## Task statement:
Go through the records and extract every line with the word "person".

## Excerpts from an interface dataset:
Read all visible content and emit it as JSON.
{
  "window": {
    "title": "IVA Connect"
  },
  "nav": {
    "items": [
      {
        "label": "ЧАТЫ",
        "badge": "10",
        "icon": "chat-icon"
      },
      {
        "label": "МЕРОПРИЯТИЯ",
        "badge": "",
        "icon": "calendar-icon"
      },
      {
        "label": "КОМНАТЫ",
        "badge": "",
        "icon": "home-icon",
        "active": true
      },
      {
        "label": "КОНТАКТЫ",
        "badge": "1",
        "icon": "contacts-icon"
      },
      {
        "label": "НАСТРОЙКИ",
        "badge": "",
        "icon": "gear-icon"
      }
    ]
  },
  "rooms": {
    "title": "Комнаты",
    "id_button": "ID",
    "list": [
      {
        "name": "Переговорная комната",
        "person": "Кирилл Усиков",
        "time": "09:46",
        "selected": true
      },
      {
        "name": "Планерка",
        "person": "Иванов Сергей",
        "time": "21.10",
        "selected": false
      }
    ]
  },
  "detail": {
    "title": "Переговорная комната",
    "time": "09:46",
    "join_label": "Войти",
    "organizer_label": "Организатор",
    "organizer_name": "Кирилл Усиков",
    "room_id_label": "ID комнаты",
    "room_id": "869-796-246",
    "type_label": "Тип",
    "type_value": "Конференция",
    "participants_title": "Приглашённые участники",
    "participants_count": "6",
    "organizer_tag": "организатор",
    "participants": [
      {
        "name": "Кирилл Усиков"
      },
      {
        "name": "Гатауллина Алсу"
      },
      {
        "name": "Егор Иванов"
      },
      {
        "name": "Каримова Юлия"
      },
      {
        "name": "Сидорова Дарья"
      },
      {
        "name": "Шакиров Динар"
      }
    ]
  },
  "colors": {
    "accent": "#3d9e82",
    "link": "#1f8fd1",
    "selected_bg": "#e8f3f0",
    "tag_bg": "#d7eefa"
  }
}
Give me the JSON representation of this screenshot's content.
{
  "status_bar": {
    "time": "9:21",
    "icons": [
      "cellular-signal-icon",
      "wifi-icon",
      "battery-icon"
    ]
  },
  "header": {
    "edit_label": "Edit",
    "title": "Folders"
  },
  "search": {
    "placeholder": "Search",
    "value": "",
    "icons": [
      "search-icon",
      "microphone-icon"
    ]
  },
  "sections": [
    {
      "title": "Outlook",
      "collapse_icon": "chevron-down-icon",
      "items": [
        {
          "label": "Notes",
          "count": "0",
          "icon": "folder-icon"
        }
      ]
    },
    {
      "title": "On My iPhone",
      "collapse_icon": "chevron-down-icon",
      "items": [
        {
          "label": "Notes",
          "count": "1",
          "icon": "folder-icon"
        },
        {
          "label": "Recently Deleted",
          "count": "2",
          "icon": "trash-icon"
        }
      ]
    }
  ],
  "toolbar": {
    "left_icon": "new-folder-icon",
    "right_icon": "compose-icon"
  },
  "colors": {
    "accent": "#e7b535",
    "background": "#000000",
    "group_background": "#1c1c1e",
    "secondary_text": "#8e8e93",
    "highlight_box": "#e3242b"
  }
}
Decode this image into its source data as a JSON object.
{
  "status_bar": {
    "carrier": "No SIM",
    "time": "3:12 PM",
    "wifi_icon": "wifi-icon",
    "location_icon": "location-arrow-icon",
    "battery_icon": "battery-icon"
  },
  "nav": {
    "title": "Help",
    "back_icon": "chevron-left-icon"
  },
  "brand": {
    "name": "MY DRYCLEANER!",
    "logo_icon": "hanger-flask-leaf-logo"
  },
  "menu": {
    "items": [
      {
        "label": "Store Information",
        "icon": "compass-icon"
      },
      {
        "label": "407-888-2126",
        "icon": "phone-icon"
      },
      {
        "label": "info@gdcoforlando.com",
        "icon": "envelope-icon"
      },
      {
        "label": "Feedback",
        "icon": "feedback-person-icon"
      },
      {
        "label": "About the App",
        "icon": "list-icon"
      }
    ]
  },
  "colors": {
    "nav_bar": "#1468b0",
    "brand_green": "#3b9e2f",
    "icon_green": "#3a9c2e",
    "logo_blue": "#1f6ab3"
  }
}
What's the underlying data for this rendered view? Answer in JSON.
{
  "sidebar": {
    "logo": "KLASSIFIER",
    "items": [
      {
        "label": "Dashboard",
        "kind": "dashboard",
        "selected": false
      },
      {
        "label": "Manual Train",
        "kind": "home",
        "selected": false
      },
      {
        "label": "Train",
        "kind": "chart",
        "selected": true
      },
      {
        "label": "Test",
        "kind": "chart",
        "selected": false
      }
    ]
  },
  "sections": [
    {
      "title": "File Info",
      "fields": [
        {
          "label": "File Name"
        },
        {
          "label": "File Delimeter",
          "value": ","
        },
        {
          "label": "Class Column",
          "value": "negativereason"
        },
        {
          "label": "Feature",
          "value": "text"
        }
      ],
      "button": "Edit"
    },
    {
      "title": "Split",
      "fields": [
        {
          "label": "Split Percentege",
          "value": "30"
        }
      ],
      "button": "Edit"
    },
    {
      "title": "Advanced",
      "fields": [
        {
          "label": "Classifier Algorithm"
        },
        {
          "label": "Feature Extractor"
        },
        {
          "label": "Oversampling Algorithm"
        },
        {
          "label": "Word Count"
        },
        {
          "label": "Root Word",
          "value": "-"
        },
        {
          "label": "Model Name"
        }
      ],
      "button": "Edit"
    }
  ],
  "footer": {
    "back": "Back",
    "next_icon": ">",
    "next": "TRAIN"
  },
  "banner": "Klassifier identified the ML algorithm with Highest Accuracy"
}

## Solution for this exercise:
        "person": "Кирилл Усиков",
        "person": "Иванов Сергей",
        "icon": "feedback-person-icon"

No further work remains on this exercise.